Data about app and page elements
* * *
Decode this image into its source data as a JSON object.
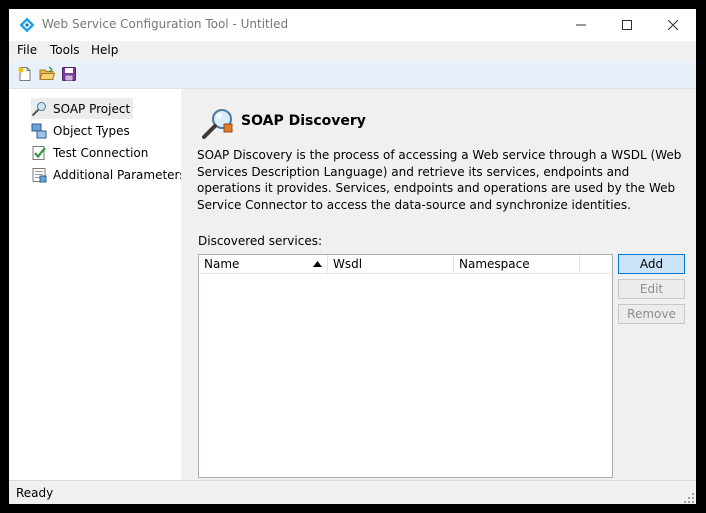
{
  "window": {
    "title": "Web Service Configuration Tool - Untitled"
  },
  "menu": {
    "items": [
      "File",
      "Tools",
      "Help"
    ]
  },
  "toolbar": {
    "buttons": [
      "new-icon",
      "open-folder-icon",
      "save-icon"
    ]
  },
  "nav": {
    "items": [
      {
        "label": "SOAP Project",
        "icon": "soap-project-icon",
        "selected": true
      },
      {
        "label": "Object Types",
        "icon": "object-types-icon",
        "selected": false
      },
      {
        "label": "Test Connection",
        "icon": "test-connection-icon",
        "selected": false
      },
      {
        "label": "Additional Parameters",
        "icon": "additional-parameters-icon",
        "selected": false
      }
    ]
  },
  "main": {
    "title": "SOAP Discovery",
    "description": "SOAP Discovery is the process of accessing a Web service through a WSDL (Web Services Description Language) and retrieve its services, endpoints and operations it provides. Services, endpoints and operations are used by the Web Service Connector to access the data-source and synchronize identities.",
    "services_label": "Discovered services:",
    "columns": [
      {
        "label": "Name",
        "sort": "ascending"
      },
      {
        "label": "Wsdl"
      },
      {
        "label": "Namespace"
      }
    ],
    "rows": [],
    "buttons": {
      "add": "Add",
      "edit": "Edit",
      "remove": "Remove"
    }
  },
  "status": {
    "text": "Ready"
  },
  "colors": {
    "accent": "#0078d7",
    "toolbar_bg": "#e9f0f9",
    "selected_bg": "#ececec"
  }
}
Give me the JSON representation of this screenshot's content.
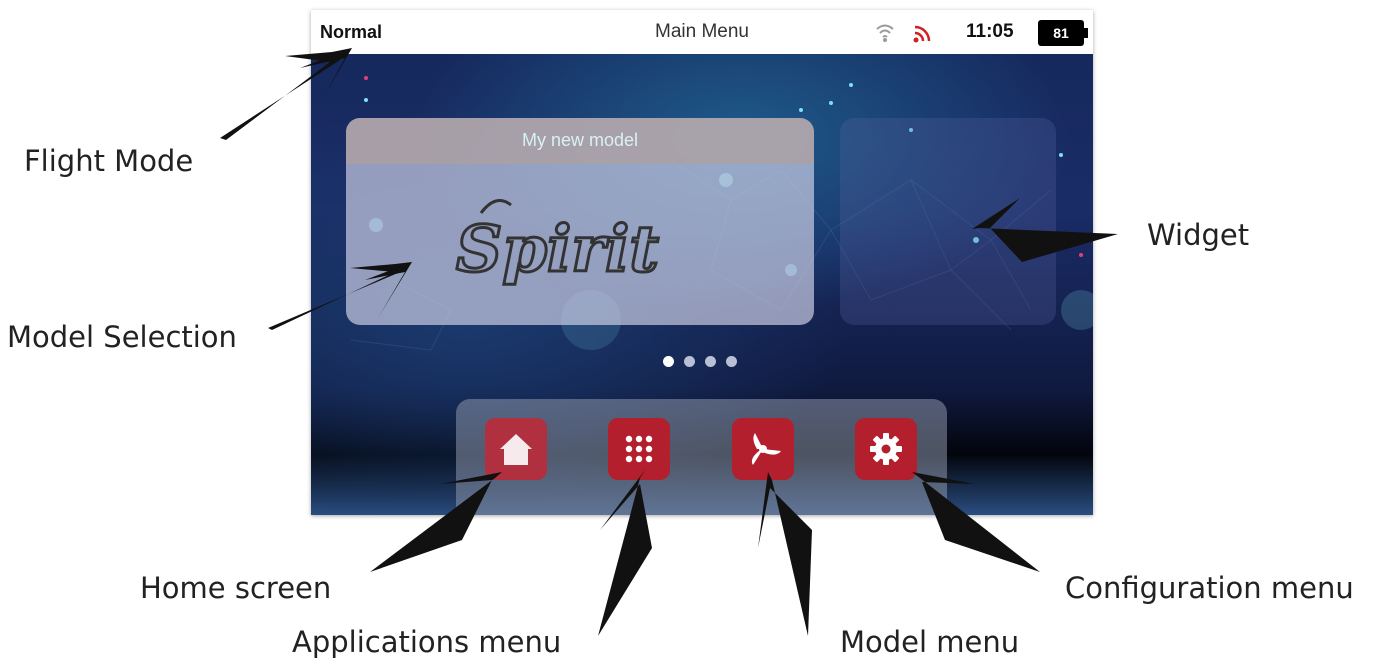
{
  "annotations": {
    "flight_mode": "Flight Mode",
    "model_selection": "Model Selection",
    "widget": "Widget",
    "home_screen": "Home screen",
    "applications_menu": "Applications menu",
    "model_menu": "Model menu",
    "configuration_menu": "Configuration menu"
  },
  "status_bar": {
    "flight_mode": "Normal",
    "title": "Main Menu",
    "time": "11:05",
    "battery": "81",
    "icons": [
      "wifi-icon",
      "rss-signal-icon"
    ],
    "rss_color": "#d22020"
  },
  "model": {
    "name": "My new model",
    "logo_text": "Spirit"
  },
  "pagination": {
    "total": 4,
    "active": 1
  },
  "dock": {
    "buttons": [
      "home-icon",
      "apps-grid-icon",
      "propeller-icon",
      "gear-icon"
    ],
    "button_color": "#b31f2c"
  }
}
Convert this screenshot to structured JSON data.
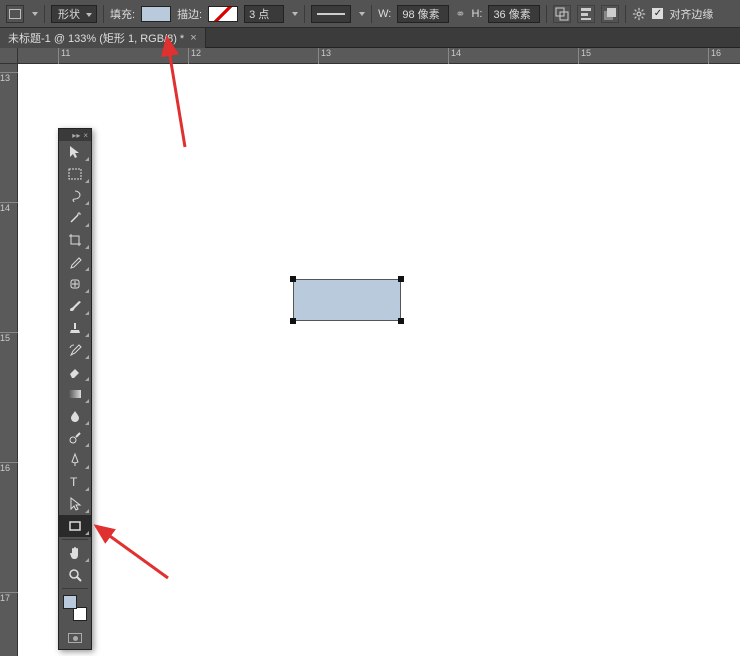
{
  "optionsBar": {
    "modeLabel": "形状",
    "fillLabel": "填充:",
    "strokeLabel": "描边:",
    "strokeWidth": "3 点",
    "wLabel": "W:",
    "wValue": "98 像素",
    "hLabel": "H:",
    "hValue": "36 像素",
    "alignEdgesLabel": "对齐边缘"
  },
  "tab": {
    "title": "未标题-1 @ 133% (矩形 1, RGB/8) *"
  },
  "rulerH": [
    "11",
    "12",
    "13",
    "14",
    "15",
    "16"
  ],
  "rulerV": [
    "13",
    "14",
    "15",
    "16",
    "17"
  ],
  "colors": {
    "fill": "#b9cadd"
  }
}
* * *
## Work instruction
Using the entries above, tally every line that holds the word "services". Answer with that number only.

## Written solution
2